My interest in discipline-based education research began with wanting to improve biology laboratory education by infusing more of the scientific process into the teaching of labs. I started by developing new lab experiments based on a guided-inquiry approach. Then, Dr. Larry Blumer at Morehouse College and I developed the bean beetle (Callosobruchus maculatus) as a model system for inquiry-based labs in biology. Over the years, we have worked with faculty in the Bean Beetle Curriculum Development Network to introduce them to the bean beetle and guided-inquiry in lab courses. They have developed additional lab modules that we have made available on the bean beetle website (www.beanbeetles.org). Through this network, we studied how faculty instructional practices influence student learning gains in terms of their understanding of the nature of science, their ability to reason scientifically, and their ability to design experiments.
More recently, we have been working on how aspects of course-based undergraduate research experiences (CUREs) influence student outcomes. We are investigating the importance of student autonomy in framing research questions on student self-efficacy and science identity, and whether these relations vary among students, institutions, and course levels. To this end, in collaboration with Dr. Nicole Gerardo at Emory and Dr. Larry Blumer at Morehouse College, we have developed a national-level CURE exploring the microbiome of the bean beetle Callosobruchus maculatus.
Evolutionary Ecology Research
My research training is in evolutionary ecology with an emphasis in life history evolution. Although my doctoral work was with amphibians, I have shifted to using the bean beetle as a model system. In the past, students in my lab worked on questions related to the effects of resource quality on life history traits. In particular, they have examined the effect of host bean type on lifespan in male and female bean beetles. In addition, they have explored whether higher quality hosts mediate the costs of mating in both male and female bean beetles. Currently, we are beginning experiments to explore factors that lead to differences in the microbiome of bean beetles.
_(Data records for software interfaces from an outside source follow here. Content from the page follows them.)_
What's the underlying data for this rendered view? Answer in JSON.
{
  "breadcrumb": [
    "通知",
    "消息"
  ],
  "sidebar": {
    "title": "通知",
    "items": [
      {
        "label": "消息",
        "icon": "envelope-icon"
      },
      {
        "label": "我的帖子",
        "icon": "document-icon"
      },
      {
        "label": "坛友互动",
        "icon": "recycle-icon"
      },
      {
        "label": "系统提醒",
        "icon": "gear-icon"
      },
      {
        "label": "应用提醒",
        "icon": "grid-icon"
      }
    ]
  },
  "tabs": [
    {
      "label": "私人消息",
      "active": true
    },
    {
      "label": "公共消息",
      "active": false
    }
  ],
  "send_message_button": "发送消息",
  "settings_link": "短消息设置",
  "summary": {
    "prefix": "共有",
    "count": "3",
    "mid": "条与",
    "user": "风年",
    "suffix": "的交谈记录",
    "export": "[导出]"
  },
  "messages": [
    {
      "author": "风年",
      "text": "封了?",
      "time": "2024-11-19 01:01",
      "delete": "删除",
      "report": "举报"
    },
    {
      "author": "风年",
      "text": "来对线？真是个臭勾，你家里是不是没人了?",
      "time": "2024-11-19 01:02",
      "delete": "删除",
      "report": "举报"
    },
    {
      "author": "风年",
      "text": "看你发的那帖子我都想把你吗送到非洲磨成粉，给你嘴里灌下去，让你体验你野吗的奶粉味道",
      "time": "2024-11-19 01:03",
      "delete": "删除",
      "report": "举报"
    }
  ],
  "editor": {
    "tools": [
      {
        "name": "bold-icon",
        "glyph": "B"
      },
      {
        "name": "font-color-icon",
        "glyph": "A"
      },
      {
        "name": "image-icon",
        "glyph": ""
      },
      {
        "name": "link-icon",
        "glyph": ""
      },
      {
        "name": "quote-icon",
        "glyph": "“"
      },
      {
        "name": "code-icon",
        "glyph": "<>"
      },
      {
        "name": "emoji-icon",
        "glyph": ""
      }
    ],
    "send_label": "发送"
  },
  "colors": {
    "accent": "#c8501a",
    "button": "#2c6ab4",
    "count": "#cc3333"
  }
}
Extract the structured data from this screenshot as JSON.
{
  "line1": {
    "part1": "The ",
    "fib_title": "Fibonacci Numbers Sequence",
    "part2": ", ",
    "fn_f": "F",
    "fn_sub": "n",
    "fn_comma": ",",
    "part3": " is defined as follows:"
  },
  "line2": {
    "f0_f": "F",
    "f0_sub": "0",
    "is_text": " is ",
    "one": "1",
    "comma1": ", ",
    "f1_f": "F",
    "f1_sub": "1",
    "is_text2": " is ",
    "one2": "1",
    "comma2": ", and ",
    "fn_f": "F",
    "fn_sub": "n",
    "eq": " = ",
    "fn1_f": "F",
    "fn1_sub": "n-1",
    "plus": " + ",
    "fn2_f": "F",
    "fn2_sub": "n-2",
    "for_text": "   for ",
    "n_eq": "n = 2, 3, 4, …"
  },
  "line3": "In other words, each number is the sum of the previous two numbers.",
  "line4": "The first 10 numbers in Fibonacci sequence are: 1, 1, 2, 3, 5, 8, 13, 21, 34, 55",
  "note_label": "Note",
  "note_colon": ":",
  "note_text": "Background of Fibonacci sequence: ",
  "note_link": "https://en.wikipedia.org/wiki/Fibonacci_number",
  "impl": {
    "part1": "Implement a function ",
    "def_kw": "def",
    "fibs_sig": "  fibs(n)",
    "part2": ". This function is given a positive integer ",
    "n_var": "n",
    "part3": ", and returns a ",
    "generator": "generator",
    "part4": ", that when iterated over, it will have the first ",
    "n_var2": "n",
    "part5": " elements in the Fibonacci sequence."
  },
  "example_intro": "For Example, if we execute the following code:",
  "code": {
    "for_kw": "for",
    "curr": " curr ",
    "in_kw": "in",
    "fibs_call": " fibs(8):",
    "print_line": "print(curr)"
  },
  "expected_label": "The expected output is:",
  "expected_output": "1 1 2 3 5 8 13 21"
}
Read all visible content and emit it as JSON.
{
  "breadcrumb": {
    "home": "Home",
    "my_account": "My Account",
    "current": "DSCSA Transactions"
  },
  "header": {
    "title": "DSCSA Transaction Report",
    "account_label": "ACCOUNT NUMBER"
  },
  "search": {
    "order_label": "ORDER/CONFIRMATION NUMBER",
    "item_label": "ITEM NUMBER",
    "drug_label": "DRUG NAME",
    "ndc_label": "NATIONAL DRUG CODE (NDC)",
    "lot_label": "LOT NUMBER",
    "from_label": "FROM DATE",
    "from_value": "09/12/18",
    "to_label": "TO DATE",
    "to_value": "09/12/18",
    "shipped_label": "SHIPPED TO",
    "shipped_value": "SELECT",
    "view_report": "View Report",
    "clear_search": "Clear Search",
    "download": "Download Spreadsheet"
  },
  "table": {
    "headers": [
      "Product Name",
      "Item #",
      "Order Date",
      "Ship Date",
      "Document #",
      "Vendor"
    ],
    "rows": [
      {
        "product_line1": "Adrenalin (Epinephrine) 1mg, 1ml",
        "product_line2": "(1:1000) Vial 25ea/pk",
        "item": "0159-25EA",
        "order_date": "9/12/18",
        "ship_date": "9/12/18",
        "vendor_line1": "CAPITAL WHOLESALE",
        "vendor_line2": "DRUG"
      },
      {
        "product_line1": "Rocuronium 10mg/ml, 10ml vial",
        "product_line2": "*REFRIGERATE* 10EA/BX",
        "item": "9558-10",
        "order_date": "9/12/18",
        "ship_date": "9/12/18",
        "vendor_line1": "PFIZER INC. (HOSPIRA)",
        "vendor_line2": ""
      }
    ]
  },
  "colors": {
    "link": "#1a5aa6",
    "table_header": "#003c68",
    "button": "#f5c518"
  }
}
Although undergraduate students who work in my lab, typically work on bean beetles, I am open to students pursuing their own questions in ecology and evolution. Over the years, I have had honors students research things as diverse as the effect of English ivy on native plant communities and population viability of sawfish. If you are interested in the possibility of conducting research in my lab, feel free to contact me.